Safeguarding Teachers and Staff: What Can Schools Do?
The Impact of Ofsted Inspections on Mental Health:
Ruth Perry’s case has brought to light the tremendous stress and pressure that teachers and school staff experience during Ofsted inspections. The coroner’s ruling attributing Perry’s suicide to the inspection process has prompted widespread concerns about the methods used by Ofsted and their potential impact on educators’ mental health. A “prevention of future deaths” notice was issued, demanding urgent action from the education watchdog.
Addressing the Wellbeing of School Staff:
The new Chief Inspector of Education, Martyn Oliver, has vowed to launch an inquiry into Ofsted’s involvement in Perry’s tragic death. In the meantime, he has suspended all inspections until assessors receive training and support on reducing the stress caused by inspections. Oliver emphasised that this training is not a one-off event but part of a comprehensive effort to enhance inspectors’ ability to manage the wellbeing of those they inspect.
Recognising Signs of Mental Health Struggles:
Schools should actively look out for signs that teachers and staff may be struggling with their mental health. Some common indicators include increased absenteeism, significant changes in behaviour or mood, noticeable signs of exhaustion, and a decline in job performance. It is essential for school leaders, colleagues, and even students to actively support and create a safe and nurturing environment where individuals feel comfortable seeking help.
CURA Safeguarding Software:
To effectively address and monitor concerns related to the mental health and wellbeing of teachers and staff, schools can leverage technology such as CURA’s Staff Module within the Safeguarding software. This powerful tool enables schools to log and track concerns at an early stage, as well as monitor the progress of support services provided to each individual. By centralising information and promoting communication between staff members, this software facilitates the identification and appropriate management of mental health issues.
Creating a Supportive School Culture:
Beyond using software, schools must also foster a culture of support and empathy. It is crucial to provide teachers and staff with access to mental health resources, such as confidential counseling services and regular wellbeing check-ins. Prioritising the mental health and wellbeing of educators demonstrates a commitment to their overall welfare, promoting a healthier and more positive school environment.
Collaboration with External Partners:
Schools should collaborate with external partners, such as mental health professionals and local support networks, to ensure comprehensive support for teachers and staff. Establishing strong partnerships enables schools to access additional resources, gain valuable insights, and provide a network of support that extends beyond the school’s immediate community.

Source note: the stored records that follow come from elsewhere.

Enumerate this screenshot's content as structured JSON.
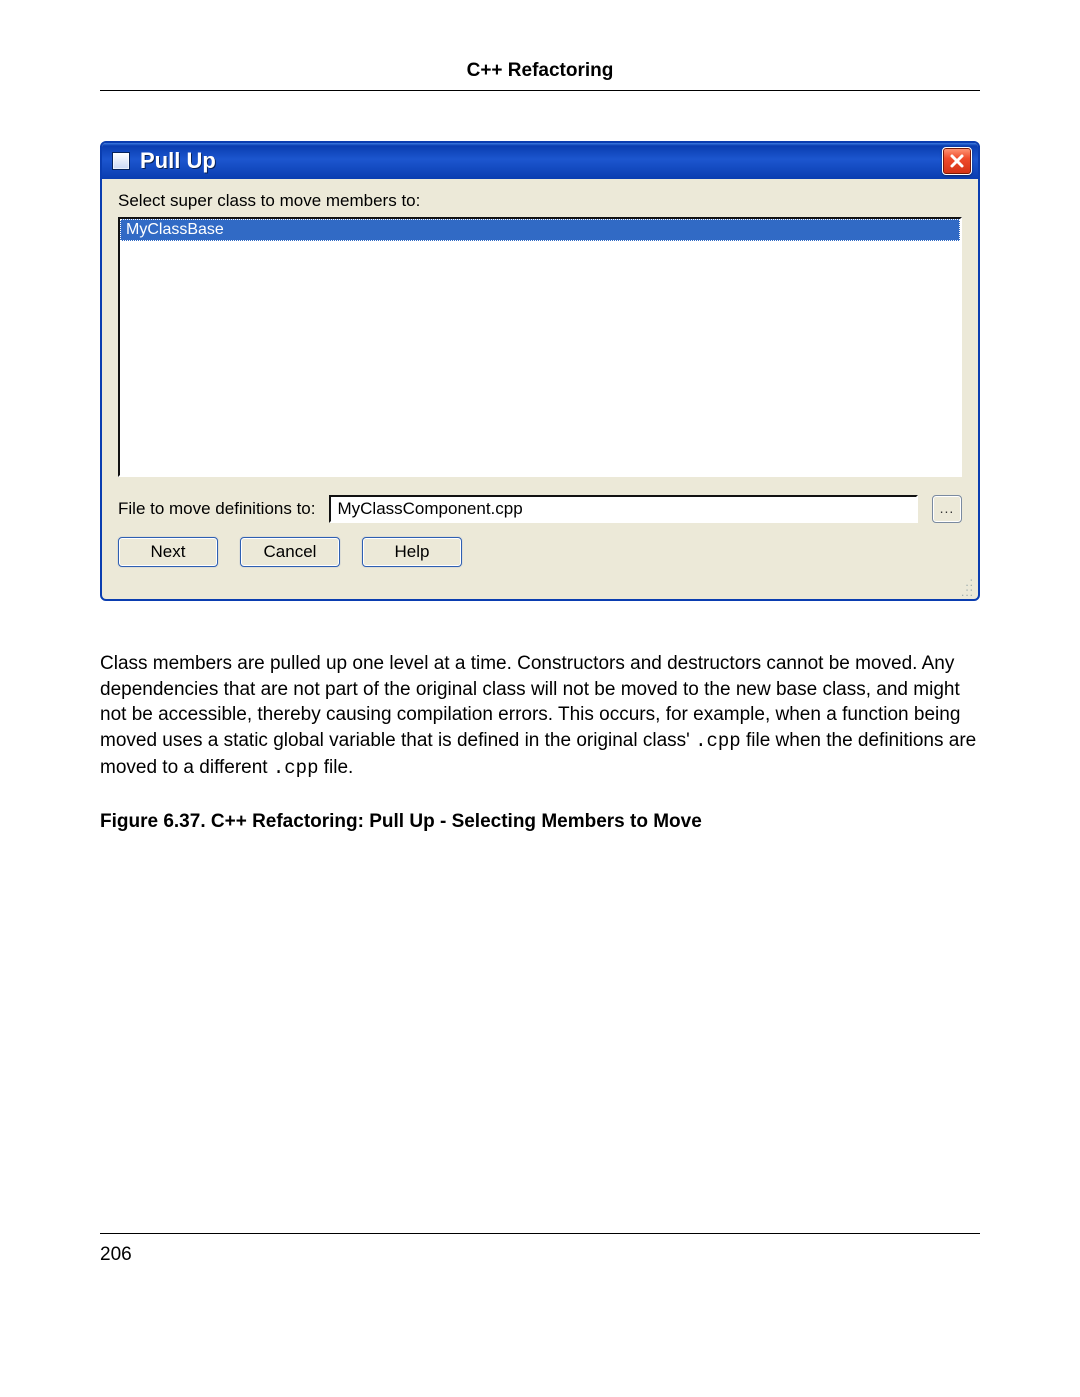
{
  "page": {
    "header": "C++ Refactoring",
    "number": "206"
  },
  "dialog": {
    "title": "Pull Up",
    "select_label": "Select super class to move members to:",
    "list_items": [
      "MyClassBase"
    ],
    "file_label": "File to move definitions to:",
    "file_value": "MyClassComponent.cpp",
    "browse_label": "...",
    "buttons": {
      "next": "Next",
      "cancel": "Cancel",
      "help": "Help"
    }
  },
  "paragraph": {
    "p1": "Class members are pulled up one level at a time. Constructors and destructors cannot be moved. Any dependencies that are not part of the original class will not be moved to the new base class, and might not be accessible, thereby causing compilation errors. This occurs, for example, when a function being moved uses a static global variable that is defined in the original class' ",
    "code1": ".cpp",
    "p2": " file when the definitions are moved to a different ",
    "code2": ".cpp",
    "p3": " file."
  },
  "figure_caption": "Figure 6.37.  C++ Refactoring: Pull Up - Selecting Members to Move"
}
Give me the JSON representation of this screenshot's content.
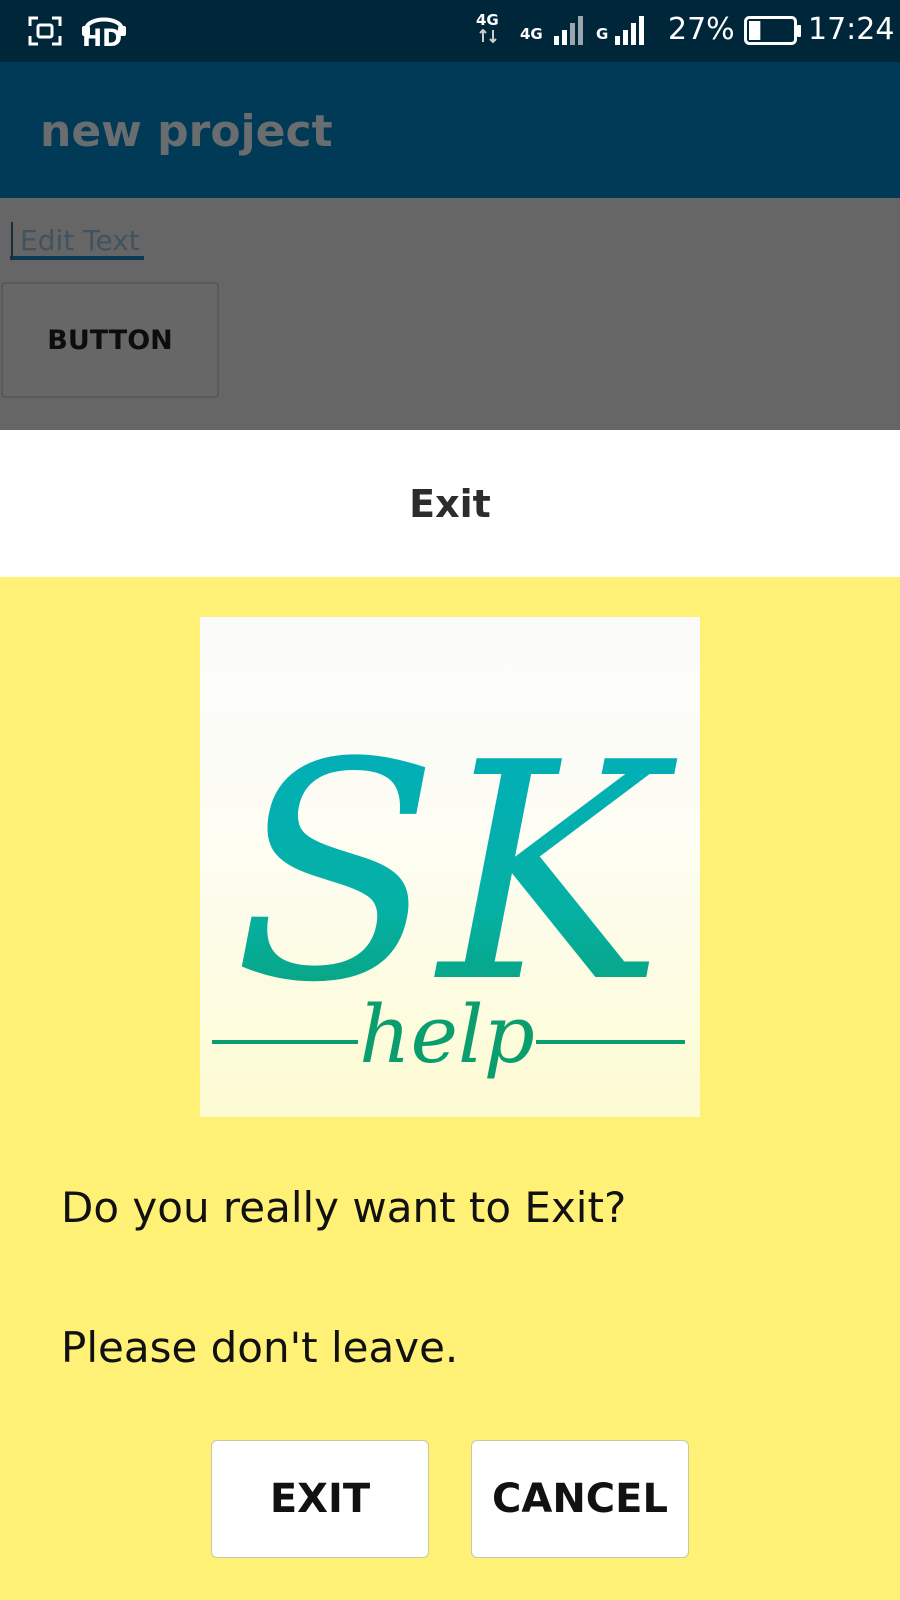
{
  "status_bar": {
    "network_1": "4G",
    "network_2": "4G",
    "network_3": "G",
    "battery_percent": "27%",
    "battery_level": 0.27,
    "time": "17:24",
    "hd_label": "HD",
    "icons": [
      "screenshot-icon",
      "hd-voice-icon",
      "signal-icon",
      "battery-icon"
    ]
  },
  "app_bar": {
    "title": "new project"
  },
  "content": {
    "edit_text_hint": "Edit Text",
    "button_label": "BUTTON"
  },
  "dialog": {
    "title": "Exit",
    "logo_text": "SK",
    "logo_subtext": "help",
    "message_1": "Do you really want to Exit?",
    "message_2": "Please don't leave.",
    "exit_label": "EXIT",
    "cancel_label": "CANCEL"
  },
  "colors": {
    "status_bar": "#00263a",
    "app_bar": "#003a56",
    "dialog_body": "#fff176",
    "logo_teal": "#00aabb",
    "logo_green": "#0a9e6e"
  }
}
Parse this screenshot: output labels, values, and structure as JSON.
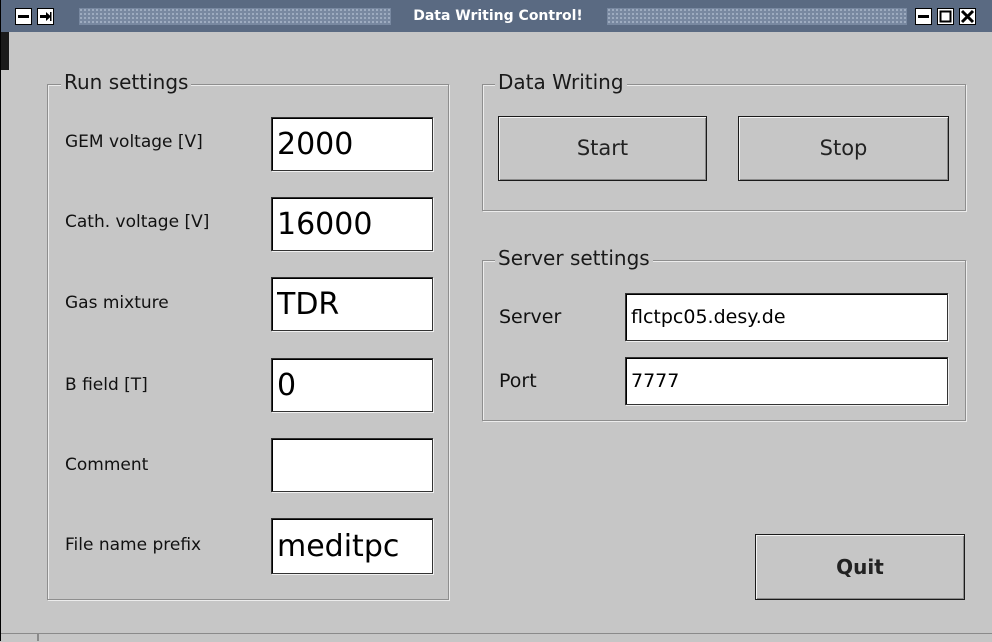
{
  "window": {
    "title": "Data Writing Control!"
  },
  "run_settings": {
    "legend": "Run settings",
    "fields": [
      {
        "label": "GEM voltage [V]",
        "value": "2000"
      },
      {
        "label": "Cath. voltage [V]",
        "value": "16000"
      },
      {
        "label": "Gas mixture",
        "value": "TDR"
      },
      {
        "label": "B field [T]",
        "value": "0"
      },
      {
        "label": "Comment",
        "value": ""
      },
      {
        "label": "File name prefix",
        "value": "meditpc"
      }
    ]
  },
  "data_writing": {
    "legend": "Data Writing",
    "start_label": "Start",
    "stop_label": "Stop"
  },
  "server_settings": {
    "legend": "Server settings",
    "server_label": "Server",
    "server_value": "flctpc05.desy.de",
    "port_label": "Port",
    "port_value": "7777"
  },
  "quit_label": "Quit",
  "icons": {
    "window_menu": "minus-icon",
    "pin": "pin-icon",
    "minimize": "minimize-icon",
    "maximize": "maximize-icon",
    "close": "close-icon"
  }
}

The halt of Ofsted inspections following Ruth Perry’s tragic suicide serves as a wake-up call for the education system to prioritise the mental health and wellbeing of teachers and staff. School leaders must actively address concerns, recognise signs of mental health struggles, and implement safeguards to protect their educators. Using technology like Cura Safeguarding software, fostering a supportive school culture, and collaborating with external partners can all contribute to creating a safer and more conducive environment for teachers and staff. By taking these proactive measures, schools can ensure the wellbeing of their educators, ultimately benefiting both the individuals and the entire school community.